“I want to commend them [for taking the action],” said Bruce Webb, pastor of First Baptist Church in The Woodlands. “But frankly, I’m a little embarrassed to be cutting their retirement.”
Ed Jackson, a member of First Baptist Church in Garland, reminded the board that the proposed budget is simply that. Congregations’ willingness to give determines whether the budget is fulfilled. The budget proposal next goes before messengers to the BGCT Annual Meeting Nov. 16-17.
“The churches have the final vote on this budget,” he said.
The BGCT Executive Board staff is running at 90 percent of the approved 2009 convention budget. Giving through the Cooperative Program is running at 88.89 percent of the budget.

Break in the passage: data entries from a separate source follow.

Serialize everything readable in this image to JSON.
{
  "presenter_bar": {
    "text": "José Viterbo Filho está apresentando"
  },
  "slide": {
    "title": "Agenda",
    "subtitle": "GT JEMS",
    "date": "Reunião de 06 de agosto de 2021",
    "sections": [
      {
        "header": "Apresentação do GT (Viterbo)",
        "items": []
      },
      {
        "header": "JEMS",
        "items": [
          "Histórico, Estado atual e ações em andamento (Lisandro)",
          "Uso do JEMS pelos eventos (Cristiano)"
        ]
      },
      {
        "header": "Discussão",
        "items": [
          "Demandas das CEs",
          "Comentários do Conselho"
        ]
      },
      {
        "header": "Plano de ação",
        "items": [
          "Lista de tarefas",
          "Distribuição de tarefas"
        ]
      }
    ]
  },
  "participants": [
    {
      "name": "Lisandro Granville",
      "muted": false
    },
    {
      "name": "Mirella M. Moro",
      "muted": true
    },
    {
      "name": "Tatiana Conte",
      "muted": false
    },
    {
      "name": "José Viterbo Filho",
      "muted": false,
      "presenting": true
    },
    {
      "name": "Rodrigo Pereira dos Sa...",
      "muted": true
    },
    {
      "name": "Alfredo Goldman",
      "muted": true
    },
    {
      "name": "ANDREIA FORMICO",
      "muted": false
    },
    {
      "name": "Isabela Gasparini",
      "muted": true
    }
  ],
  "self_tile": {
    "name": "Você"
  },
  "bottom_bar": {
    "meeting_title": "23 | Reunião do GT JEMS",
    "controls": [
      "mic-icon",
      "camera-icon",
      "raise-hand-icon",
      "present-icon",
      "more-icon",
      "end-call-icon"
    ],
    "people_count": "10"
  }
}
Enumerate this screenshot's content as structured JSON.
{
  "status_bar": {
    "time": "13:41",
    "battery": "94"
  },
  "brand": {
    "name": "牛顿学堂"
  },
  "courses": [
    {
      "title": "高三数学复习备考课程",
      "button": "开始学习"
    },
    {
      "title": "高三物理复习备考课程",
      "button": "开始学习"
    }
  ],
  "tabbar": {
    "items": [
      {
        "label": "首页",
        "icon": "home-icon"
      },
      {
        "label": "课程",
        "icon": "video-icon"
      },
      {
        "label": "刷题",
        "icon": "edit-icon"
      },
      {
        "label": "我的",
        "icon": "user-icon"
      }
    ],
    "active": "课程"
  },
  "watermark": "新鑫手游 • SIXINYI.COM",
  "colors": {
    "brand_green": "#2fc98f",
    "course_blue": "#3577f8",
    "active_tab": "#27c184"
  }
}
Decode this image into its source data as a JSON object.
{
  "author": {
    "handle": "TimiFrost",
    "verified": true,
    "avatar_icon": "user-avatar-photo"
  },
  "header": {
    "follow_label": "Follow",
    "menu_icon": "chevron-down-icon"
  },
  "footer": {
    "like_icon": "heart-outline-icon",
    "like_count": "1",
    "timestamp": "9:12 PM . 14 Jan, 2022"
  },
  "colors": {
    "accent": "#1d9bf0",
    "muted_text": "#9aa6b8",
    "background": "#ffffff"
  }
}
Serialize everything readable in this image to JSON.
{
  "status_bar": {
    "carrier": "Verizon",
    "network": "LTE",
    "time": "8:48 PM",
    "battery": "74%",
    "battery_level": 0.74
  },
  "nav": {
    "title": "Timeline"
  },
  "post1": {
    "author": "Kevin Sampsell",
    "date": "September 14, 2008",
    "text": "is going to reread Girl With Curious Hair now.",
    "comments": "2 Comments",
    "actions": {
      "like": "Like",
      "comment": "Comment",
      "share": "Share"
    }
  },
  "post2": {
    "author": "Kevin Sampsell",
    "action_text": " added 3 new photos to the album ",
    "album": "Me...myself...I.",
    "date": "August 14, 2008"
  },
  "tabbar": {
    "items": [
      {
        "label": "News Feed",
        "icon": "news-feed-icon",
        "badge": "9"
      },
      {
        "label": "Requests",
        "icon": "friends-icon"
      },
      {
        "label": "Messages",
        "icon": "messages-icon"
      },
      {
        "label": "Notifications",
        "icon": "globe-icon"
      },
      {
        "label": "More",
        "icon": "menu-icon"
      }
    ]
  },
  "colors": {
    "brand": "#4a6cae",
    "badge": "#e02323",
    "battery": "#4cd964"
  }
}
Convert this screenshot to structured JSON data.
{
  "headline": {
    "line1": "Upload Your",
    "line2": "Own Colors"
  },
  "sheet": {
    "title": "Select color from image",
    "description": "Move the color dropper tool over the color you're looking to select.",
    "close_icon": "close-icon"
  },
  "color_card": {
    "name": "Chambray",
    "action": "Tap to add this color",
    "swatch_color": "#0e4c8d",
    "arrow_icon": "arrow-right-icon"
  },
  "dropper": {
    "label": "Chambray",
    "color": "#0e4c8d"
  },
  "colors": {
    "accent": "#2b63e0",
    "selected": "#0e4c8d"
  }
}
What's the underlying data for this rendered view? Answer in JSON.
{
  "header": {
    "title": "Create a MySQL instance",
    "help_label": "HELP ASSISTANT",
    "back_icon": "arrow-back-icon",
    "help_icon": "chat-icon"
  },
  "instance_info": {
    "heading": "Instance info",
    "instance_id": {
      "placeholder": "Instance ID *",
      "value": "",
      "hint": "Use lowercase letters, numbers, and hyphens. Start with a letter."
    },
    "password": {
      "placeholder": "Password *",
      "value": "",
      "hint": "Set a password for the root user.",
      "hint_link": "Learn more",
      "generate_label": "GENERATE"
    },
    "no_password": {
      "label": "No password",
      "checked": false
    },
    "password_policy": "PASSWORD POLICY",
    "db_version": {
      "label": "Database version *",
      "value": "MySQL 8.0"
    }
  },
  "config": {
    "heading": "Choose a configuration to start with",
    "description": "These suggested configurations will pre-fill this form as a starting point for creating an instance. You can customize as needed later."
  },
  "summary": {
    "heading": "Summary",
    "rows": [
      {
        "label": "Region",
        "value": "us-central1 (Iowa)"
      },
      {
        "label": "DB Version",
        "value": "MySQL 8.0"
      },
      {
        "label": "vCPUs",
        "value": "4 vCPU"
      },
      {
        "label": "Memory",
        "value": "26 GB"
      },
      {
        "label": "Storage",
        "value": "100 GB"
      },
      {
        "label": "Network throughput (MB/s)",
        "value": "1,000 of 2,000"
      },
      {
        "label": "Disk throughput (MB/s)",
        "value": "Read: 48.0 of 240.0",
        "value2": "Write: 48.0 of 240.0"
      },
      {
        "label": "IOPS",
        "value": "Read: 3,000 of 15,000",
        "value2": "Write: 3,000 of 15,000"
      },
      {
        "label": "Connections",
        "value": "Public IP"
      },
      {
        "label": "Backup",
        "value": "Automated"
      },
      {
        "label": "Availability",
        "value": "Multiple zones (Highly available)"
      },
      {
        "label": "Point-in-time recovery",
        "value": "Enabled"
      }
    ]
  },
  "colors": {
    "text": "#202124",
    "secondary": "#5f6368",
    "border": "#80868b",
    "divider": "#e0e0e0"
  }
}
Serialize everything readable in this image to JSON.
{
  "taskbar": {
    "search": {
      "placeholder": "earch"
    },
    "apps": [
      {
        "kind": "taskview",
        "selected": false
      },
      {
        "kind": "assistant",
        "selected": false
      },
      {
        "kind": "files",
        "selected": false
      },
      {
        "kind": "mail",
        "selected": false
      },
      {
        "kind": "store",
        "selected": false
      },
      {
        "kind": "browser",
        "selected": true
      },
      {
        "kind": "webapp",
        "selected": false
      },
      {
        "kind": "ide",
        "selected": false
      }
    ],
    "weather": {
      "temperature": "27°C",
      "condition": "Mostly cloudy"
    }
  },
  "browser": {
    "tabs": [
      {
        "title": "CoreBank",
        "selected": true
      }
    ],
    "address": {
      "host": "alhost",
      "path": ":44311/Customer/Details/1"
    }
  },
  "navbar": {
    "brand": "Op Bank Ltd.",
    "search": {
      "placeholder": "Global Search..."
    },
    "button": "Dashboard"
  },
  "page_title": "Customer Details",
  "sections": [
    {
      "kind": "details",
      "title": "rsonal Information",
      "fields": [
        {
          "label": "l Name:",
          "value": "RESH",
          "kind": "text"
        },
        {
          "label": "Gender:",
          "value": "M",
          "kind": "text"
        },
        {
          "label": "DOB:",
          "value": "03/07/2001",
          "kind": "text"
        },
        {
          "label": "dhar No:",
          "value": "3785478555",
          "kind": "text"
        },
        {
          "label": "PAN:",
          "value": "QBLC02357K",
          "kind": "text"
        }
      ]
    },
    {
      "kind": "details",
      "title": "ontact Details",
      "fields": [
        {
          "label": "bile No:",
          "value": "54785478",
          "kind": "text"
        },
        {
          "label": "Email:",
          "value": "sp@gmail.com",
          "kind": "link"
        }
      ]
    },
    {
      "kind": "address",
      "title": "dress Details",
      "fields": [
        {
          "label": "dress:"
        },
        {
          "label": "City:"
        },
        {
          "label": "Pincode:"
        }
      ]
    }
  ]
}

Giving to the Mary Hill Davis Offering for Texas Missions is running at 92.47 percent, and giving to the Texas Baptist Offering for World Hunger is running at a 113.75 percent clip. The hunger offering is an emphasis of Texas Hope 2010, a BGCT initiative encouraging Christians to pray for others, care for those in need and share the gospel with every Texan by Easter 2010.
In other matters, the board granted Lifeway Christian Resources a one-time exception to the convention’s policies regarding criteria about exhibiting at the BGCT Annual Meeting. Lifeway cannot sign a required document that affirms its support of the BGCT because its policy prohibits it from doing so with any organization.
Addressing the board, BGCT President David Lowrie said he has had several conversations with Lifeway leadership. Lifeway wants to exhibit during the annual meeting, but simply cannot sign the paperwork.
Lowrie indicated a one-time exception allows both parties more time to find an acceptable solution.
The board elected Debbie Ferrier, member of Tallowood Baptist Church in Houston, as its chairwoman. She is the first woman ever to lead the board.
The board elected Van Christian, pastor of First Baptist Church in Comanche, as its vice chairman.
Board members also approved a proposal that will be sent to annual meeting messengers that recommends a 12-person committee be formed to work with the Hispanic Baptist Convention of Texas in proposing a new unification agreement that outlines the relationship between the two groups in 2010.
“Our goal is to strengthen the unification agreement between convencion and BGCT,” said Hispanic Baptist Convention President Victor Rodriguez. “We truly believe our best years are ahead of us.”
The board addressed changes in the agreements between the convention and the Baptist Church Loan Corporation and the convention and Valley Baptist Health System.
Executive Board members declined a proposal to attempt holding its committee meetings electronically prior to a one-day board meeting in May. It would have been the first time that format would have been attempted.
In presenting the motion, BGCT Associate Executive Director Steve Vernon noted the move could save the convention roughly $20,000. Board members however believed such a format change would adversely affect the amount of input and interaction it would have in the decision-making process.